Children's Literature - Susan Hepler
At the mall, irrepressible Jenny sings the praises of a new food pellet and is asked to appear in a TV commercial. Soon she is emoting energy and sparkle to her annoyed family. When the commercial finally airs, she discovers it is for gerbil kibble and becomes the laughingstock of her class. However, the $900 check makes up for her humiliation. The pleasant but slight story, one of the half dozen "Jenny Archer" series, is short, punchy, and pleasantly illustrated with textured and shaded pencil drawings.
Children's Literature - Susie Wilde
An author who uses contemporary settings adds another title to her very popular Jenny Archer series for beginning readers. Conford's Nibble, Nibble, Jenny Archer finds the star enthusiastically endorsing and eating a product she discovers is gerbil food!
School Library Journal
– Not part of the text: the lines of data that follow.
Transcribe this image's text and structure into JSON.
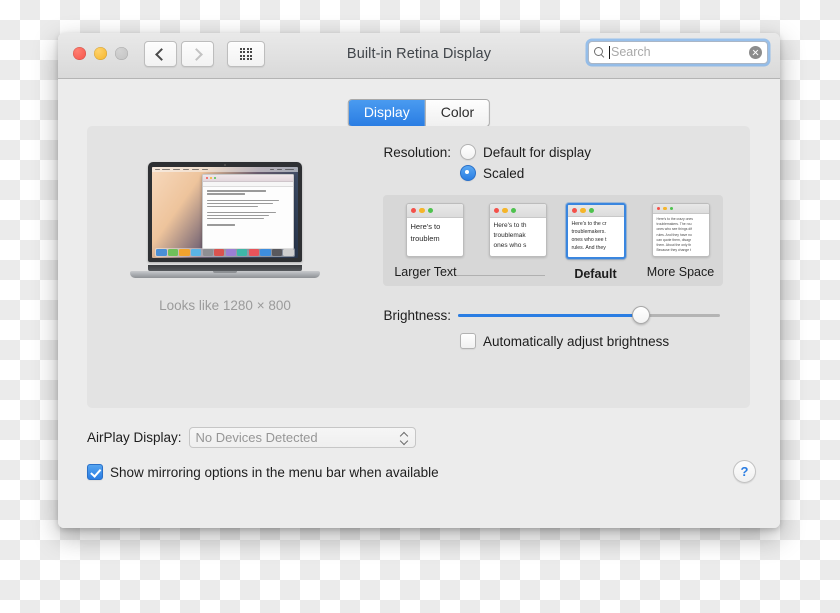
{
  "window": {
    "title": "Built-in Retina Display",
    "traffic_lights": [
      "close",
      "minimize",
      "zoom"
    ],
    "nav": {
      "back_icon": "chevron-left-icon",
      "forward_icon": "chevron-right-icon",
      "grid_icon": "show-all-grid-icon"
    },
    "search": {
      "placeholder": "Search",
      "value": "",
      "clear_icon": "clear-icon",
      "icon": "search-icon"
    }
  },
  "tabs": [
    {
      "label": "Display",
      "selected": true
    },
    {
      "label": "Color",
      "selected": false
    }
  ],
  "preview": {
    "caption": "Looks like 1280 × 800",
    "device": "macbook-retina",
    "doc_lines": [
      72,
      46,
      0,
      88,
      80,
      62,
      0,
      84,
      76,
      70,
      0,
      34,
      0,
      90
    ]
  },
  "resolution": {
    "label": "Resolution:",
    "options": [
      {
        "label": "Default for display",
        "selected": false
      },
      {
        "label": "Scaled",
        "selected": true
      }
    ]
  },
  "scaled": {
    "selected_index": 2,
    "thumbnails": [
      {
        "label": "Larger Text",
        "size": "sz-lg",
        "selected": false,
        "lines": [
          "Here's to",
          "troublem"
        ]
      },
      {
        "label": "",
        "size": "sz-md",
        "selected": false,
        "lines": [
          "Here's to th",
          "troublemak",
          "ones who s"
        ]
      },
      {
        "label": "Default",
        "size": "sz-sm",
        "selected": true,
        "lines": [
          "Here's to the cr",
          "troublemakers.",
          "ones who see t",
          "rules. And they"
        ]
      },
      {
        "label": "More Space",
        "size": "sz-xs",
        "selected": false,
        "lines": [
          "Here's to the crazy ones",
          "troublemakers. The rou",
          "ones who see things dif",
          "rules. And they have no",
          "can quote them, disagr",
          "them. About the only th",
          "Because they change t"
        ]
      }
    ]
  },
  "brightness": {
    "label": "Brightness:",
    "value_percent": 70,
    "auto_adjust": {
      "label": "Automatically adjust brightness",
      "checked": false
    }
  },
  "airplay": {
    "label": "AirPlay Display:",
    "value": "No Devices Detected",
    "enabled": false
  },
  "mirroring": {
    "label": "Show mirroring options in the menu bar when available",
    "checked": true
  },
  "help": {
    "glyph": "?"
  },
  "colors": {
    "accent": "#2a7de3",
    "window_bg": "#ececec",
    "panel_bg": "#e3e3e3",
    "strip_bg": "#d7d7d7"
  }
}
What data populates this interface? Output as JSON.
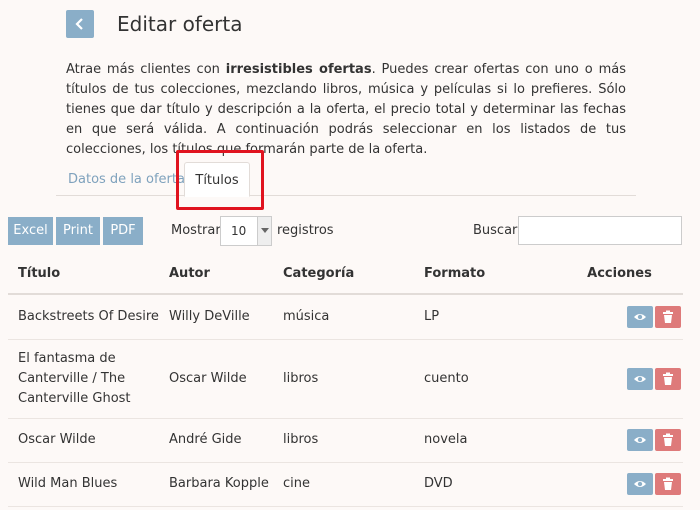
{
  "header": {
    "back_icon": "chevron-left-icon",
    "title": "Editar oferta"
  },
  "intro": {
    "lead": "Atrae más clientes con ",
    "bold": "irresistibles ofertas",
    "rest": ". Puedes crear ofertas con uno o más títulos de tus colecciones, mezclando libros, música y películas si lo prefieres. Sólo tienes que dar título y descripción a la oferta, el precio total y determinar las fechas en que será válida. A continuación podrás seleccionar en los listados de tus colecciones, los títulos que formarán parte de la oferta."
  },
  "tabs": [
    {
      "label": "Datos de la oferta",
      "active": false
    },
    {
      "label": "Títulos",
      "active": true
    }
  ],
  "toolbar": {
    "excel": "Excel",
    "print": "Print",
    "pdf": "PDF",
    "show_label": "Mostrar",
    "page_length": "10",
    "records_label": "registros",
    "search_label": "Buscar:",
    "search_value": ""
  },
  "table": {
    "headers": [
      "Título",
      "Autor",
      "Categoría",
      "Formato",
      "Acciones"
    ],
    "rows": [
      {
        "title": "Backstreets Of Desire",
        "author": "Willy DeVille",
        "category": "música",
        "format": "LP"
      },
      {
        "title": "El fantasma de Canterville / The Canterville Ghost",
        "author": "Oscar Wilde",
        "category": "libros",
        "format": "cuento"
      },
      {
        "title": "Oscar Wilde",
        "author": "André Gide",
        "category": "libros",
        "format": "novela"
      },
      {
        "title": "Wild Man Blues",
        "author": "Barbara Kopple",
        "category": "cine",
        "format": "DVD"
      }
    ]
  },
  "icons": {
    "view": "eye-icon",
    "delete": "trash-icon"
  },
  "colors": {
    "accent": "#8aaec8",
    "danger": "#de7a7a",
    "highlight": "#e0131f"
  }
}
Gr 2-4-- During a trip to the mall, Jenny samples a product being tested on the public. After she finds out that her comments about the mysterious pellets will be part of a television commercial, she begins to imagine what her life will be like when she is rich and famous. Then the ad airs, and Jenny is horrified to learn that she has gushed over the delicious taste of gerbil food, and that the producers want to televise the spot nationally. Conford has created another hilarious chapter book about this enthusiastic heroine. Young readers will respond to Jenny's sense of humor and adventure, as well as her emotional ups and downs. While parents and friends are not a major focus, they do provide a loving and stable background for the unfolding of events. This tasty treat will whet children's appetites for more Jenny Archer tales. --Jana R. Fine, Clearwater Public Library System, FL
Jenny Archer a TV star? When Jenny samples a new food at the local mall, she learns she has secretly been filmed for a television commercial. The production crew loves her en
thusiasm and natural, sparkling manner. The promise of $500 after permission papers are signed launches Jenny into practicing "enthusiasm" and "sparkle," much to the distress of those around her. Jenny finds out when her commercial will be played and urges her friends and classmates to watch it. Her shock and dismay at discovering what she actually ate are compounded immediately by painful teasing. How Jenny feels about what happened to her and what she decides about commercials offer a meaningful lesson. The inventive plot, gentle humor, and apt characterization make this a beginning chapter book that fits the intended audience. However, the ethical implications and legal issues of using a child in this way are somewhat disturbing and offer lots to discuss. The pencil drawings mesh well with the action. A good introduction to Jenny Archer, a likable heroine of many books in the series.